Prescriptive maintenance, sometimes shortened to RxM, is seen as the next step for maintenance management in manufacturing plants. It aims to use machine learning (ML) and artificial intelligence (AI) together with IIoT to deliver targeted recommendations for equipment maintenance that reduce operational risk.

Prescriptive maintenance builds upon predictive maintenance (PdM). Predictive maintenance detects the earliest signs of impending part failure so that plant engineers can develop more efficient and streamlined maintenance schedules. Prescriptive maintenance would calculate the potential outcomes of different actions and recommend the best approach.

Prescriptive maintenance isn’t yet a reality, but some engineers are exploring the concept and considering how it could benefit their plant.

Why does prescriptive maintenance matter to process manufacturing plants?

Although it’s impossible for any process plant to implement prescriptive maintenance now, there is talk about the value it could bring to process manufacturing. Root cause analysis would be faster, because machines could analyze themselves. Smart machines could diagnose their own issues and produce accurate recommendations for the best course of action.

Sometimes, plant engineers are faced with an item of equipment showing signs of impending failure. They need to decide between an early repair, run-to-fail or slowing down production to bring the equipment up to its scheduled maintenance window. A prescriptive maintenance model would make the decision easy by revealing the outcome of every option.

How can plants apply prescriptive maintenance?

For the moment, prescriptive maintenance is out of reach for process manufacturing. There are simply too many complex moving parts and too much data that fluctuate in unpredictable ways.

The best option for process plants is to focus on predictive maintenance. In many ways, predictive maintenance lays the groundwork for prescriptive maintenance. It requires plants to gather data and make it accessible to AI-powered platforms; forces a culture shift to trusting data insights; and helps employees grow accustomed to early, proactive interventions instead of “running to fail.”

Plants that implement predictive maintenance will be well placed to advance to prescriptive maintenance when those solutions become viable. Until then, they’ll enjoy smooth, streamlined plant maintenance, reduced plant downtime, lower equipment costs, and higher product quality, which are the shared goals for both predictive and prescriptive maintenance.

How could prescriptive maintenance benefit process plants?

Analysts and data scientists hope that prescriptive maintenance could lower costs, cut plant downtime, and increase production quality and quantity for process plants, thereby boosting profitability. However, it’s not yet possible for process manufacturing.

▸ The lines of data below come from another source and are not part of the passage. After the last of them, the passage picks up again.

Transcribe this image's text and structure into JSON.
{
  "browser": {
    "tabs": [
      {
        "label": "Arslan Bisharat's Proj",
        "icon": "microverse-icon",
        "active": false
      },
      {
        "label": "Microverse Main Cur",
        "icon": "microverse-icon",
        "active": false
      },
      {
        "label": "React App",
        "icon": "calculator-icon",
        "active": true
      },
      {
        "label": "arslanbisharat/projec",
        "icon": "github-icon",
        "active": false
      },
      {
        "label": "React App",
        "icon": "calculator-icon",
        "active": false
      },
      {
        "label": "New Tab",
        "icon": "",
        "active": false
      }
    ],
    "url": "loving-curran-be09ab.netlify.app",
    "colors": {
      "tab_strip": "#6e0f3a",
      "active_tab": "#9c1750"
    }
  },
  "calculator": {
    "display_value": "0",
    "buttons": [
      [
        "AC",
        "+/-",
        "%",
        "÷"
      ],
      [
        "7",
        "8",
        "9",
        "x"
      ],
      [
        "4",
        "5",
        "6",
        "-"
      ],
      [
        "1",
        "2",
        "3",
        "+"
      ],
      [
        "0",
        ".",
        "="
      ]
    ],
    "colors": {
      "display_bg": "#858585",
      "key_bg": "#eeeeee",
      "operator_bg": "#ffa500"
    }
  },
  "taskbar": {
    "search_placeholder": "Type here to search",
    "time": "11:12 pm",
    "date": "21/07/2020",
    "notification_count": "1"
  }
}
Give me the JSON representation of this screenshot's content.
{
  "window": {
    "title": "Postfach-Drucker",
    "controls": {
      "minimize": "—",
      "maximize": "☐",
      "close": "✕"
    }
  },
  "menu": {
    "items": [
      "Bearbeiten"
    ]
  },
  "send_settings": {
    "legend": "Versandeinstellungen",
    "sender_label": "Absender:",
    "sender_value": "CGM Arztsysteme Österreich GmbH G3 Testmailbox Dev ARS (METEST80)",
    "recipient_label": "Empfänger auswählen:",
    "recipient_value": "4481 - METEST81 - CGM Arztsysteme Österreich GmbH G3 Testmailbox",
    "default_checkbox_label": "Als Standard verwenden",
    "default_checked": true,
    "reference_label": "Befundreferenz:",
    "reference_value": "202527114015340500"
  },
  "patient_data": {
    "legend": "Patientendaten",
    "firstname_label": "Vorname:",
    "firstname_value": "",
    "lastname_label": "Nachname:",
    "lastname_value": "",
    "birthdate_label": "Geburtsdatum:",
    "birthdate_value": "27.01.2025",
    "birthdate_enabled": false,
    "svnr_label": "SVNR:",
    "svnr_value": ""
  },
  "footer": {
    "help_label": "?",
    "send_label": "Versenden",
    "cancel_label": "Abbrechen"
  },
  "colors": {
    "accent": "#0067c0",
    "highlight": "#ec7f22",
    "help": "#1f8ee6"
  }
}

Predictive maintenance currently delivers all these benefits and is realistic for process plants, so it’s not clear whether process plants will choose to move to prescriptive maintenance even when the technology makes it viable.